That Detroit game, where he was pulled in a 5-4 overtime loss, is the only time the Minnesota Wild have allowed five or more goals since Dubnyk's arrival; before he arrived, it happened seven times. The same Wild team that was 12th place and 8 points out of a playoff berth with a 18-19-5 record (0.428 win percentage) ended the season in the Stanley Cup Finals, with a record of 46-28-8 (0.561 win %). Devan Dubnyk played 38 games in a row without getting a night off until the Wild's 81st game of the season on April 9th, 84 days after he was traded from Arizona. Dubnyk played his 39th game for the Minnesota Wild against the St. Louis Blues on Saturday April 11th, looking exhausted and being pulled for a second time after letting in three goals on only 14 shots.
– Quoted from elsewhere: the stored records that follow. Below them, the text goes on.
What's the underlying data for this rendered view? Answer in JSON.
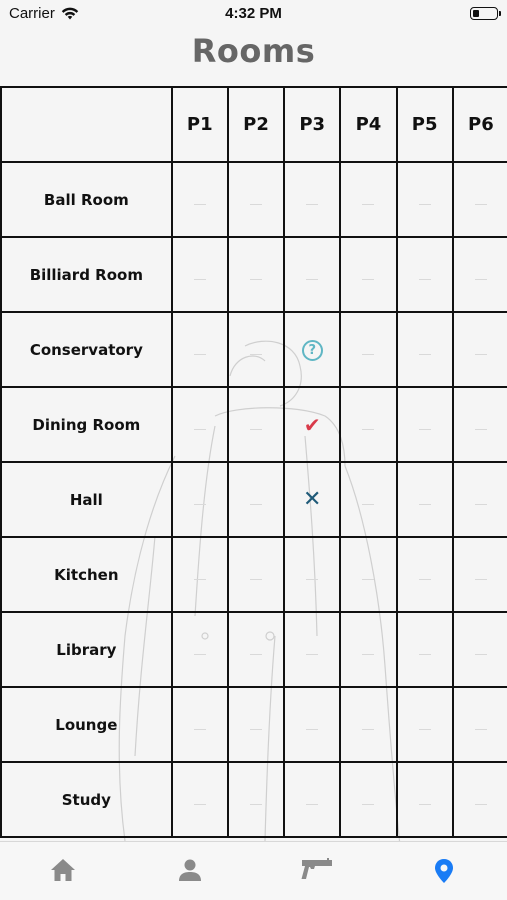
{
  "status_bar": {
    "carrier": "Carrier",
    "time": "4:32 PM"
  },
  "header": {
    "title": "Rooms"
  },
  "grid": {
    "players": [
      "P1",
      "P2",
      "P3",
      "P4",
      "P5",
      "P6"
    ],
    "rooms": [
      {
        "name": "Ball Room",
        "marks": [
          "",
          "",
          "",
          "",
          "",
          ""
        ]
      },
      {
        "name": "Billiard Room",
        "marks": [
          "",
          "",
          "",
          "",
          "",
          ""
        ]
      },
      {
        "name": "Conservatory",
        "marks": [
          "",
          "",
          "question",
          "",
          "",
          ""
        ]
      },
      {
        "name": "Dining Room",
        "marks": [
          "",
          "",
          "check",
          "",
          "",
          ""
        ]
      },
      {
        "name": "Hall",
        "marks": [
          "",
          "",
          "cross",
          "",
          "",
          ""
        ]
      },
      {
        "name": "Kitchen",
        "marks": [
          "",
          "",
          "",
          "",
          "",
          ""
        ]
      },
      {
        "name": "Library",
        "marks": [
          "",
          "",
          "",
          "",
          "",
          ""
        ]
      },
      {
        "name": "Lounge",
        "marks": [
          "",
          "",
          "",
          "",
          "",
          ""
        ]
      },
      {
        "name": "Study",
        "marks": [
          "",
          "",
          "",
          "",
          "",
          ""
        ]
      }
    ]
  },
  "mark_glyphs": {
    "question": "?",
    "check": "✔",
    "cross": "✕"
  },
  "tab_bar": {
    "tabs": [
      {
        "name": "home",
        "icon": "home-icon",
        "active": false
      },
      {
        "name": "suspects",
        "icon": "person-icon",
        "active": false
      },
      {
        "name": "weapons",
        "icon": "gun-icon",
        "active": false
      },
      {
        "name": "rooms",
        "icon": "location-pin-icon",
        "active": true
      }
    ]
  },
  "colors": {
    "active_tab": "#1a7cf5",
    "inactive_tab": "#8a8a8a",
    "question": "#5fb6c4",
    "check": "#d93a4a",
    "cross": "#1f5a78"
  }
}
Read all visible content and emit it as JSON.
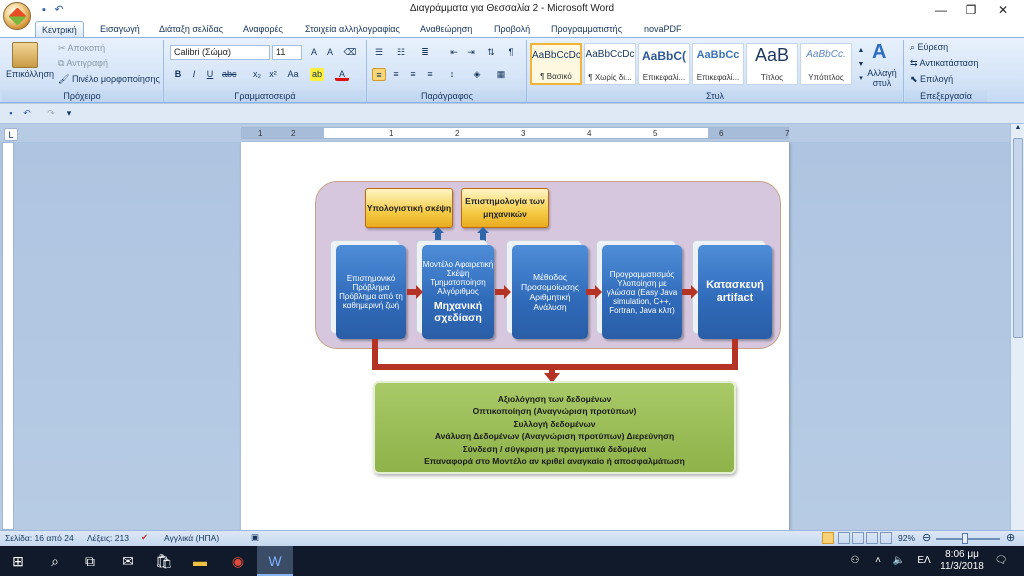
{
  "window": {
    "title": "Διαγράμματα για Θεσσαλία 2 - Microsoft Word"
  },
  "tabs": [
    "Κεντρική",
    "Εισαγωγή",
    "Διάταξη σελίδας",
    "Αναφορές",
    "Στοιχεία αλληλογραφίας",
    "Αναθεώρηση",
    "Προβολή",
    "Προγραμματιστής",
    "novaPDF"
  ],
  "clipboard": {
    "paste": "Επικόλληση",
    "cut": "Αποκοπή",
    "copy": "Αντιγραφή",
    "painter": "Πινέλο μορφοποίησης",
    "label": "Πρόχειρο"
  },
  "font": {
    "name": "Calibri (Σώμα)",
    "size": "11",
    "label": "Γραμματοσειρά"
  },
  "paragraph": {
    "label": "Παράγραφος"
  },
  "styles": {
    "label": "Στυλ",
    "items": [
      {
        "preview": "AaBbCcDc",
        "name": "¶ Βασικό"
      },
      {
        "preview": "AaBbCcDc",
        "name": "¶ Χωρίς δι..."
      },
      {
        "preview": "AaBbC(",
        "name": "Επικεφαλί..."
      },
      {
        "preview": "AaBbCc",
        "name": "Επικεφαλί..."
      },
      {
        "preview": "AaB",
        "name": "Τίτλος"
      },
      {
        "preview": "AaBbCc.",
        "name": "Υπότιτλος"
      }
    ],
    "change_label": "Αλλαγή στυλ"
  },
  "editing": {
    "find": "Εύρεση",
    "replace": "Αντικατάσταση",
    "select": "Επιλογή",
    "label": "Επεξεργασία"
  },
  "ruler": {
    "numbers": [
      "1",
      "2",
      "1",
      "2",
      "3",
      "4",
      "5",
      "6",
      "7"
    ]
  },
  "diagram": {
    "top_boxes": [
      "Υπολογιστική σκέψη",
      "Επιστημολογία των μηχανικών"
    ],
    "steps": [
      {
        "text": "Επιστημονικό Πρόβλημα Πρόβλημα από τη καθημερινή ζωή",
        "extra": ""
      },
      {
        "text": "Μοντέλο Αφαιρετική Σκέψη Τμηματοποίηση Αλγόριθμος",
        "extra": "Μηχανική σχεδίαση"
      },
      {
        "text": "Μέθοδος Προσομοίωσης Αριθμητική Ανάλυση",
        "extra": ""
      },
      {
        "text": "Προγραμματισμός Υλοποίηση με γλώσσα (Easy Java simulation, C++, Fortran, Java κλπ)",
        "extra": ""
      },
      {
        "text": "Κατασκευή artifact",
        "extra": ""
      }
    ],
    "bottom_lines": [
      "Αξιολόγηση των δεδομένων",
      "Οπτικοποίηση (Αναγνώριση προτύπων)",
      "Συλλογή δεδομένων",
      "Ανάλυση Δεδομένων (Αναγνώριση προτύπων) Διερεύνηση",
      "Σύνδεση / σύγκριση με πραγματικά δεδομένα",
      "Επαναφορά στο Μοντέλο αν κριθεί αναγκαίο ή αποσφαλμάτωση"
    ]
  },
  "status": {
    "page": "Σελίδα: 16 από 24",
    "words": "Λέξεις: 213",
    "language": "Αγγλικά (ΗΠΑ)",
    "zoom": "92%"
  },
  "taskbar": {
    "lang": "ΕΛ",
    "time": "8:06 μμ",
    "date": "11/3/2018"
  }
}
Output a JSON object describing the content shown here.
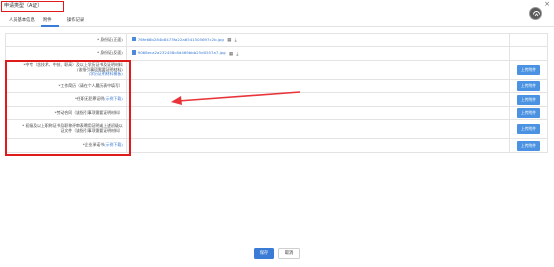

Wild coach Dave Tippet took some flack for playing Dubnyk at all: as both teams had clinched the playoffs and given several of their regular players the day off. By the time St. Louis won and the regular season was over, Devan Dubnyk had played for his new squad in 39 games, 2,293 minutes, faced 1,064 shots and stopped 996 of them. Along with his time in Arizona he had played 3,328 minutes and posted a .929 SV% (league average was .915). The previous season he only saw 1,802 minutes of play and posted a .891.

Tonight, Devan Dubnyk gets to experience something he's never before been able to experience: playing in the Stanley Cup Playoffs. The 14th overall pick in 2004, he's spent every postseason on the outside looking in. That changes tonight from the unfriendly confines of the Scottrade Center, where an estimated 19,150 Blues fans are going to gather to hope they can watch a repeat of April 11th. It will be Dubnyk's third trip to that building this season (all with the Wild, Arizona only traveled to St. Louis after the trade), and the next few days and weeks will tell us what the future looks like for Devan Dubnyk.

Nathaniel Dubnyk will turn two years old in the offseason. Between then and now, his language skills will likely be growing to the level of transitioning from words to short sentences. He will likely also be potty trained, express a desire to do things on his own, and express a right-or-left handed preference. At the same time, his father will be experiencing in his professional career one of the sporting world's most mentally and physically grueling contests. Somewhere between 16 and 28 games are required to hoist the Stanley Cup, and in the playoffs goaltending is the difference between winners and losers. A goaltender that shines in the playoffs becomes a household name for years to come: just ask Roberto Luongo, Carey Price, Dwayne Roloson, Jonathon Quick, Mikka Kiprusoff, Tukka Rask, and Tim Thomas. Goaltenders that falter in the postseason become whispered in hushed tones: just ask Corey Crawford, Jimmy Howard, Marc-Andre Fluery, Jose Theodore, and Evgeni Nabokov.

Devan Dubnyk is riding high, and now considered the key to his team's postseason success and a dark horse candidate to go all the way and raise the Cup. If that does happen, Devan Dubnyk will be celebrating his son's second birthday as the league's success story. If not, he could find himself again struggling for respect in a league where goaltending is considered "voodoo". Either way, he'll be renegotiating a contract that will likely be far closer to his old $3.5M salary than his current $800,000 one. Over the next year nobody can predict what will happen.

But for Devan Dubnyk, it's hard to beat the year of hell.